I am sorry I have not written much lately. Part of the reason is I have been trying to decide how to tackle the union issue that I promised to talk about. Yes, I am finally delivering on it, at least in part.
Here is the deal, I have delayed posting on unions because I want to figure out the right way to go about it. I also have delayed because I think that I am a little afraid of the possible results of unionization. First off, I have never seen myself as a union worker; much less someone that is trying to convince others it might be a good idea. Second, predicting changes in how an employer views its employees after unionization is difficult at best. At worst the employer could go decide to find different workers (searching in a different city, different area of the country, or even off-shoring). However, more and more I have become convinced that what the legal contracting industry needs is a union. There are other ideas and other options out there, but in my opinion, while some of them have been pursued they have not been and will not be effective. In truth unionization might not be either.

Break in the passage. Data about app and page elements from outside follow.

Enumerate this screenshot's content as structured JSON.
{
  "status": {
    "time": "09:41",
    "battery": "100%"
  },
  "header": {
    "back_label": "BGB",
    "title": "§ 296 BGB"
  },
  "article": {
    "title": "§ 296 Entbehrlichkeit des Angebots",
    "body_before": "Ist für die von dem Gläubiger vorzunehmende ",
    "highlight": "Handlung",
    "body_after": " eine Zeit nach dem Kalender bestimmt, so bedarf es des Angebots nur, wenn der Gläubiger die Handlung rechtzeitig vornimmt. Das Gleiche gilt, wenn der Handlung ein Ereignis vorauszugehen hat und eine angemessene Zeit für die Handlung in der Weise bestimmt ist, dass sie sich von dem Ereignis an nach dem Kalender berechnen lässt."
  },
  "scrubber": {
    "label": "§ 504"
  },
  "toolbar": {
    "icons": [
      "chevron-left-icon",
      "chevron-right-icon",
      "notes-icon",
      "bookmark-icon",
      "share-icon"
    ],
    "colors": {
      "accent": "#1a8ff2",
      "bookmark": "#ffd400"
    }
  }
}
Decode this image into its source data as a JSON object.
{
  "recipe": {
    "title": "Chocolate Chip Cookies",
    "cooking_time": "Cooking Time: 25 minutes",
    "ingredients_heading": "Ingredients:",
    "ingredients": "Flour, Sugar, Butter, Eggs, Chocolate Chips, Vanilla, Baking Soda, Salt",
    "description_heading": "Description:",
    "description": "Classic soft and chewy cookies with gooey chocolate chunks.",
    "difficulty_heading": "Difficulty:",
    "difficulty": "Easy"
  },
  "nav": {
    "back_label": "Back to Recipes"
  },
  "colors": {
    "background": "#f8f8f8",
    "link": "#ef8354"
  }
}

In any case, because I have spent a lot of my spare time looking at union issues, I have neglected posting on other issues. SO, what I am going to do is post today on why contract attorneys should unionize, and I will continue to talk about unions through the coming weeks interspersing some of the posting ideas that I have neglected. I hope to have this union issue parsed out by the end of February, and I will continue on regular postings thereafter.
Unions generally provide their members with:
- Better Wages
- Better Hours
- Better Benefits
- Better Work Environments
- Advancement Opportunities
- More Job Security
- More Paid Time Off
- A greater say (or at least knowledge) about how the work proceeds
- Grievance Procedures
These are some of the common issues that I frequently have heard people in the legal contract industry complain about. When complaints on any particular job become loud enough and common enough, they are finally listened to and addressed. This usually comes just in time to dump more work and stress on the contractor.
I personally have had complaints in all of the areas listed above at one point or another as a contractor, and I still do. Why you may ask have I not always raised these issues with my employer? I have been afraid that I might lose my job. I have been afraid that I would be labeled a troublemaker. I have been afraid that my one little voice would be drowned out by the silence of all the other contractors.
Why have I not tried to unionize a jobsite under my real name? There are several reasons. One of which is that I did not know my rights or the extent of them. A second is that I was afraid that I would lose my job (not because of my unionizing, but for some other perfunctory reason that the employer comes up with). Another is that I still believe that not enough other people really want a union, even with all of the benefit that it could bring to them. Also, I think other contractors largely believe that it is impossible. I wish that I could prove conclusively that it is possible, but that will not happen until a union develops. I can only show you here that technically forming a union is possible.
For those of you who thought like I did that professionals don’t unionize, you may be interested in these facts from the AFL-CIO, Department for Professional employees:
- The union movement is now 51 percent white collar.
- In the professional and related occupations, 17.7 percent of workers are union members, a higher proportion than the workforce in general.
- Employment in the professional and related occupations is growing faster and adding more workers than any other major occupational category. While total
employment is projected to grow 13 percent between 2004 and 2014, the growth for professional and technical workers is projected to be 21.2 percent, or 6 million jobs. U.S.
- Three-tenths of the growth in professional and related occupations is expected to take place in the health care and social assistance section, one-fifth in government, and one-seventh in professional, scientific, and technical services.
- Some 24 percent of all jobs in 2004 required a bachelor's degree or higher. Over the projected period of 2004-2014, 36 percent of the 18.9 million new jobs are expected to be filled by those with a bachelor's degree or higher.
Source: Analysis of U.S. Bureau of Labor Statistics (BLS) figures by the AFL-CIO Department for Professional Employees; BLS, January 2007.
Clearly, contract attorneys would not be leading professionals in unionizing, and it is not that uncommon. We should start talking about this idea seriously. Whether you wish that you were making a few more bucks an hour, that you get a couple more paid days off per year, that your office bathroom didn’t feel like a sewage plant, that you want to someday work your way up the “corporate ladder,” that you want medical coverage for yourself or your family or that you want all of the above; a union might be the solution to your issues.
In the coming weeks, look for posts on how to form a union, my own assessment of the chances of forming a union, an assessment of the benefits and responses from the industry. The next post goes out to those people working on the McCarter English project and other